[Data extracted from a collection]

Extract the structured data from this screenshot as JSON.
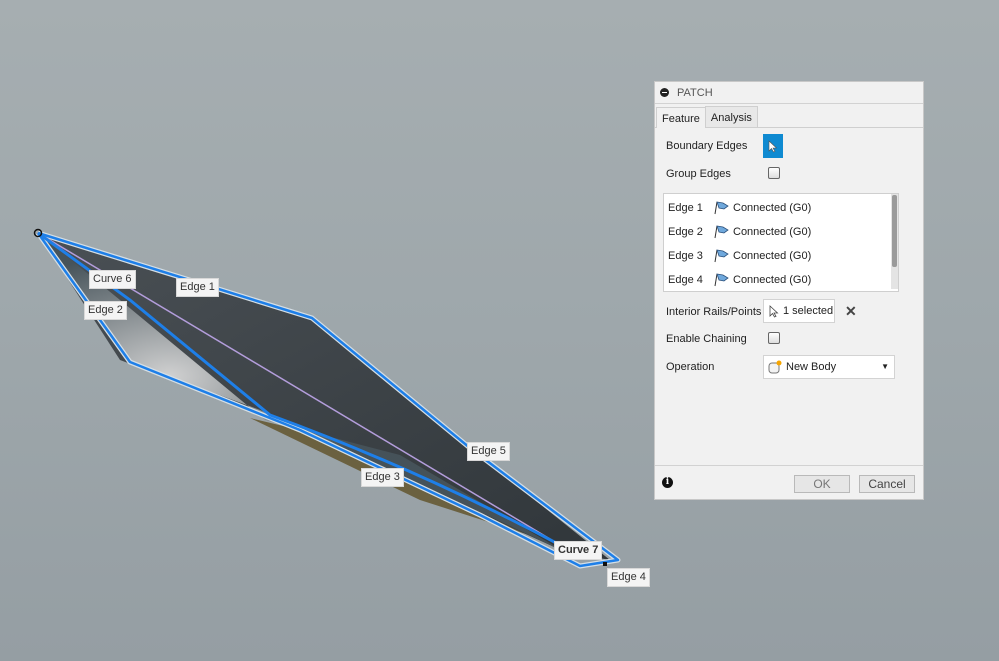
{
  "viewport": {
    "labels": [
      {
        "id": "curve-6",
        "text": "Curve 6"
      },
      {
        "id": "edge-1",
        "text": "Edge 1"
      },
      {
        "id": "edge-2",
        "text": "Edge 2"
      },
      {
        "id": "edge-5",
        "text": "Edge 5"
      },
      {
        "id": "edge-3",
        "text": "Edge 3"
      },
      {
        "id": "curve-7",
        "text": "Curve 7"
      },
      {
        "id": "edge-4",
        "text": "Edge 4"
      }
    ],
    "colors": {
      "selection": "#1e7fe8",
      "rail": "#b39ddb",
      "surface_dark": "#3a3f43"
    }
  },
  "panel": {
    "title": "PATCH",
    "tabs": [
      {
        "label": "Feature",
        "active": true
      },
      {
        "label": "Analysis",
        "active": false
      }
    ],
    "boundary_edges_label": "Boundary Edges",
    "group_edges_label": "Group Edges",
    "group_edges_checked": false,
    "edges": [
      {
        "name": "Edge 1",
        "status": "Connected (G0)"
      },
      {
        "name": "Edge 2",
        "status": "Connected (G0)"
      },
      {
        "name": "Edge 3",
        "status": "Connected (G0)"
      },
      {
        "name": "Edge 4",
        "status": "Connected (G0)"
      }
    ],
    "interior_rails_label": "Interior Rails/Points",
    "interior_rails_value": "1 selected",
    "enable_chaining_label": "Enable Chaining",
    "enable_chaining_checked": false,
    "operation_label": "Operation",
    "operation_value": "New Body",
    "ok_label": "OK",
    "cancel_label": "Cancel",
    "accent": "#0f8ad1"
  }
}
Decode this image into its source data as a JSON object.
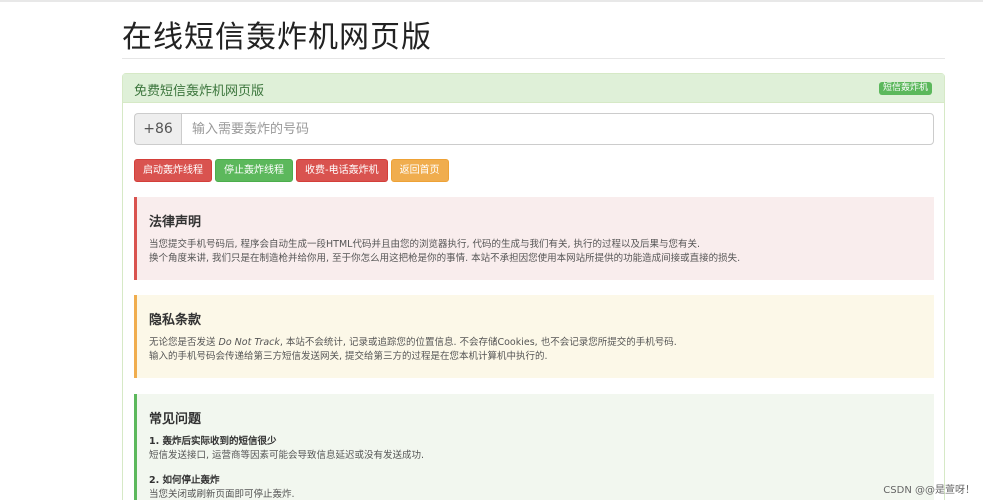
{
  "page": {
    "title": "在线短信轰炸机网页版"
  },
  "panel": {
    "heading": "免费短信轰炸机网页版",
    "badge": "短信轰炸机"
  },
  "phone": {
    "country_code": "+86",
    "placeholder": "输入需要轰炸的号码",
    "value": ""
  },
  "buttons": {
    "start": "启动轰炸线程",
    "stop": "停止轰炸线程",
    "paid": "收费-电话轰炸机",
    "home": "返回首页"
  },
  "law": {
    "title": "法律声明",
    "line1": "当您提交手机号码后, 程序会自动生成一段HTML代码并且由您的浏览器执行, 代码的生成与我们有关, 执行的过程以及后果与您有关.",
    "line2": "换个角度来讲, 我们只是在制造枪并给你用, 至于你怎么用这把枪是你的事情. 本站不承担因您使用本网站所提供的功能造成间接或直接的损失."
  },
  "privacy": {
    "title": "隐私条款",
    "line1_prefix": "无论您是否发送 ",
    "line1_em": "Do Not Track",
    "line1_suffix": ", 本站不会统计, 记录或追踪您的位置信息. 不会存储Cookies, 也不会记录您所提交的手机号码.",
    "line2": "输入的手机号码会传递给第三方短信发送网关, 提交给第三方的过程是在您本机计算机中执行的."
  },
  "faq": {
    "title": "常见问题",
    "items": [
      {
        "q": "1. 轰炸后实际收到的短信很少",
        "a": "短信发送接口, 运营商等因素可能会导致信息延迟或没有发送成功."
      },
      {
        "q": "2. 如何停止轰炸",
        "a": "当您关闭或刷新页面即可停止轰炸."
      }
    ]
  },
  "watermark": "CSDN @@是萱呀！"
}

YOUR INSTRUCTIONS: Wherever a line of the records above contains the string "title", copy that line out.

REPLY TO THE TASK:
    "title": "PATCH",
    "title": "在线短信轰炸机网页版"
    "title": "法律声明",
    "title": "隐私条款",
    "title": "常见问题",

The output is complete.